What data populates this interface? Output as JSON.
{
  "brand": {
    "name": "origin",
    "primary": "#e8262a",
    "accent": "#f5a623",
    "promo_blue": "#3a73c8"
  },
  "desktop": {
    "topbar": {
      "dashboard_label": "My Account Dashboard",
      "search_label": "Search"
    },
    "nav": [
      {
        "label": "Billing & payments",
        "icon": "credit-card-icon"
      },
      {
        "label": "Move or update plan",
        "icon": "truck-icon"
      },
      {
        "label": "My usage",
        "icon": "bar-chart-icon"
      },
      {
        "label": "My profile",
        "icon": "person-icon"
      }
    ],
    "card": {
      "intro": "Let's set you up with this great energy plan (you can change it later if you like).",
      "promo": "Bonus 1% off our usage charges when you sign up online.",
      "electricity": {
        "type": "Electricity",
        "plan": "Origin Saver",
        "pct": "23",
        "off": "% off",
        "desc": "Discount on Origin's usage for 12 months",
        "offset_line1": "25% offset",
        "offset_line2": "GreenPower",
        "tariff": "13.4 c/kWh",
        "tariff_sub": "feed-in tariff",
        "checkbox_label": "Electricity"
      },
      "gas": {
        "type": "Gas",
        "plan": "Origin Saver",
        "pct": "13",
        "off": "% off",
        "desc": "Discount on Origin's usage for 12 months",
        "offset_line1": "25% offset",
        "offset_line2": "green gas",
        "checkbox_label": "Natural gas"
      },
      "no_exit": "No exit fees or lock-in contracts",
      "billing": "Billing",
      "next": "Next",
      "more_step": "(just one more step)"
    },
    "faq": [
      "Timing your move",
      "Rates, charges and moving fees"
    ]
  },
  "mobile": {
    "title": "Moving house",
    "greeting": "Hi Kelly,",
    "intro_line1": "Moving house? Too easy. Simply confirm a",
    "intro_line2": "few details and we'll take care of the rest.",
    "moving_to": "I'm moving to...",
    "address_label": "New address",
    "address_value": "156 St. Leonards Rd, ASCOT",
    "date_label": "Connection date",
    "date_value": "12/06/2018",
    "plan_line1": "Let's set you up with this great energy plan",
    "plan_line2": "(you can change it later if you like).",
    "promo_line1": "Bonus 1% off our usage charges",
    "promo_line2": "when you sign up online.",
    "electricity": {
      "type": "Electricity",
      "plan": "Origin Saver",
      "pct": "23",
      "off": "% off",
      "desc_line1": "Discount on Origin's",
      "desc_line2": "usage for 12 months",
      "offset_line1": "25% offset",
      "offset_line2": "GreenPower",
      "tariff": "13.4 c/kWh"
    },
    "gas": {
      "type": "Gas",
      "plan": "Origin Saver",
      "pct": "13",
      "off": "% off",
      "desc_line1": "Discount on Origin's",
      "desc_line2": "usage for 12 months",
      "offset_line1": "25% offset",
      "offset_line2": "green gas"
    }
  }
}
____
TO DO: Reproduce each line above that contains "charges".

SOLUTION FOR THIS EXERCISE:
      "promo": "Bonus 1% off our usage charges when you sign up online.",
      "Rates, charges and moving fees"
    "promo_line1": "Bonus 1% off our usage charges",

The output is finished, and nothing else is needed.